_WORK ITEM:_
Please count the lines below that hold the word "Usuń" and give the count without any other text.

_INFORMATION PROVIDED:_

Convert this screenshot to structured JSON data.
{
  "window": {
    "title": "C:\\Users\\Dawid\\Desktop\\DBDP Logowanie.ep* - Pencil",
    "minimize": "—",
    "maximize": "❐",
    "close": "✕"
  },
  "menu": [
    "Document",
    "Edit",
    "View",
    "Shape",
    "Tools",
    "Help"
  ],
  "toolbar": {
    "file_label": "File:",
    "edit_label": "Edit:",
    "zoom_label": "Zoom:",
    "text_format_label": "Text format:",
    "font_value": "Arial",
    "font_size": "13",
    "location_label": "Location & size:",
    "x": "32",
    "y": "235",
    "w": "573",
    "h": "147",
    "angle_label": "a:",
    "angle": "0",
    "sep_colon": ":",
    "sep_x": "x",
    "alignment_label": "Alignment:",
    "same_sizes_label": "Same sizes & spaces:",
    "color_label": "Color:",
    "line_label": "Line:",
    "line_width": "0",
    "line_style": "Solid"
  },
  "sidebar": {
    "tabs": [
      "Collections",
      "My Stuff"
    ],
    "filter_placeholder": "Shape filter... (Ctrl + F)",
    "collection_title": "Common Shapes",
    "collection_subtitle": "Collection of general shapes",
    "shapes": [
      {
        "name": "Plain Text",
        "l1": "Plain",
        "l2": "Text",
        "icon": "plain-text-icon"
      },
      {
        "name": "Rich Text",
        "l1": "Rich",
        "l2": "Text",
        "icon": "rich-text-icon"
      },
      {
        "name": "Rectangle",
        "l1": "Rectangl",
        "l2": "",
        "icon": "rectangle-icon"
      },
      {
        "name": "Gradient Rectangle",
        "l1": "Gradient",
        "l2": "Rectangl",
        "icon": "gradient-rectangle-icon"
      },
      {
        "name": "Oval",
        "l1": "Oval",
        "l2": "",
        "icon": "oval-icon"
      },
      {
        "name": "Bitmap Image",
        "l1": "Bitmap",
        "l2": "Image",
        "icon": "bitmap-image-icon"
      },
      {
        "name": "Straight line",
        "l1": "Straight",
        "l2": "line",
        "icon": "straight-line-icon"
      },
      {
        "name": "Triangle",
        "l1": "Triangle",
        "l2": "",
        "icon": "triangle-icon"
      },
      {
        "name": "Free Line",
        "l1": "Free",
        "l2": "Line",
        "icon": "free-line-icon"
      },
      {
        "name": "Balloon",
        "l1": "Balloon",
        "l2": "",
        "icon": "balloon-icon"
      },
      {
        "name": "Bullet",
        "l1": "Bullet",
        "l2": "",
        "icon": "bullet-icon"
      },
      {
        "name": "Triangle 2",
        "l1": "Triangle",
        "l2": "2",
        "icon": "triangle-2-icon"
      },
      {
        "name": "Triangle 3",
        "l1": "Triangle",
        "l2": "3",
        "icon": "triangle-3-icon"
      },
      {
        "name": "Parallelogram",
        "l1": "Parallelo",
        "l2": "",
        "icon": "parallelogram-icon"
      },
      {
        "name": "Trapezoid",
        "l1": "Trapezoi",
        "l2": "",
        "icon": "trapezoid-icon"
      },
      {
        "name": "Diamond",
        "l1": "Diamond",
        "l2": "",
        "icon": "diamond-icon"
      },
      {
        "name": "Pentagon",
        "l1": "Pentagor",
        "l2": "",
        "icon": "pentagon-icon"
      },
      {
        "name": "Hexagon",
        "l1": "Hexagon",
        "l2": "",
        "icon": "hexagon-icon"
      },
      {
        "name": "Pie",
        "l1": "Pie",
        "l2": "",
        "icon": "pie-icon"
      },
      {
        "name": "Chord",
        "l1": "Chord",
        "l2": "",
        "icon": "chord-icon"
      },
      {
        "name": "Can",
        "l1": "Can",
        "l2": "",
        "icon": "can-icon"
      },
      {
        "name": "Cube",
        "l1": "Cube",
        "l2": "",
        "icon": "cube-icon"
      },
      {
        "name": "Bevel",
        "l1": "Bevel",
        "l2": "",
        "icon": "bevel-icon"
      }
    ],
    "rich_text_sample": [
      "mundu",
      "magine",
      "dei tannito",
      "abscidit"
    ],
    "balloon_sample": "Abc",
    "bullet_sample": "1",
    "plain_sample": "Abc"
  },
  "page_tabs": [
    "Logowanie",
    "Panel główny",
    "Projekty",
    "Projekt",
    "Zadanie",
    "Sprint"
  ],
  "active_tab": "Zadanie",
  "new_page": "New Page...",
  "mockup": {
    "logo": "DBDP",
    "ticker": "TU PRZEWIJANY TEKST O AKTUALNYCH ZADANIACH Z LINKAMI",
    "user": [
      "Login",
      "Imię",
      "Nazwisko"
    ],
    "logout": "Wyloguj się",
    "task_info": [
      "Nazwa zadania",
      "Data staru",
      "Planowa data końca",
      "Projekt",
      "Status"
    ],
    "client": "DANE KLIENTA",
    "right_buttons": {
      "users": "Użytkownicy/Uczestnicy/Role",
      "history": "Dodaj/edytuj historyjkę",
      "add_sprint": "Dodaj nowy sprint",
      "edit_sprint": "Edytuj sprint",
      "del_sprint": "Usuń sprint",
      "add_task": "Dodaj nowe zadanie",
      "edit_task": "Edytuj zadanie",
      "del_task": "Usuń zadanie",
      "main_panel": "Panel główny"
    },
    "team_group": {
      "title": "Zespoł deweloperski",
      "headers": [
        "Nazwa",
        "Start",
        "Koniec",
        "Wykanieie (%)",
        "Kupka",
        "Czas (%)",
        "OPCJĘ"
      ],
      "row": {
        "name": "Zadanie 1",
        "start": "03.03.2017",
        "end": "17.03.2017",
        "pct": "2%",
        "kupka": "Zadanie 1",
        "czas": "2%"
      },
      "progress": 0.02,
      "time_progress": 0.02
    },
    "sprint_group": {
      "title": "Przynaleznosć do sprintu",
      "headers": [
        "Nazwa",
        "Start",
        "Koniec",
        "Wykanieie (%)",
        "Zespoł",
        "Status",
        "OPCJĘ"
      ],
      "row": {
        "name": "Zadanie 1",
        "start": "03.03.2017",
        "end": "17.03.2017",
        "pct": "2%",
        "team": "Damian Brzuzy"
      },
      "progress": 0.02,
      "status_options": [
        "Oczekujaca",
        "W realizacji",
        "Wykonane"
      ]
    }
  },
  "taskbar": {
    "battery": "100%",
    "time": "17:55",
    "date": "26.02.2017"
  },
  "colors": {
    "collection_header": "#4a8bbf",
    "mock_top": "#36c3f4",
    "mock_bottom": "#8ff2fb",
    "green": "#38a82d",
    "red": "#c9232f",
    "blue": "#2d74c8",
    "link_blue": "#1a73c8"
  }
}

_SOLUTION:_
2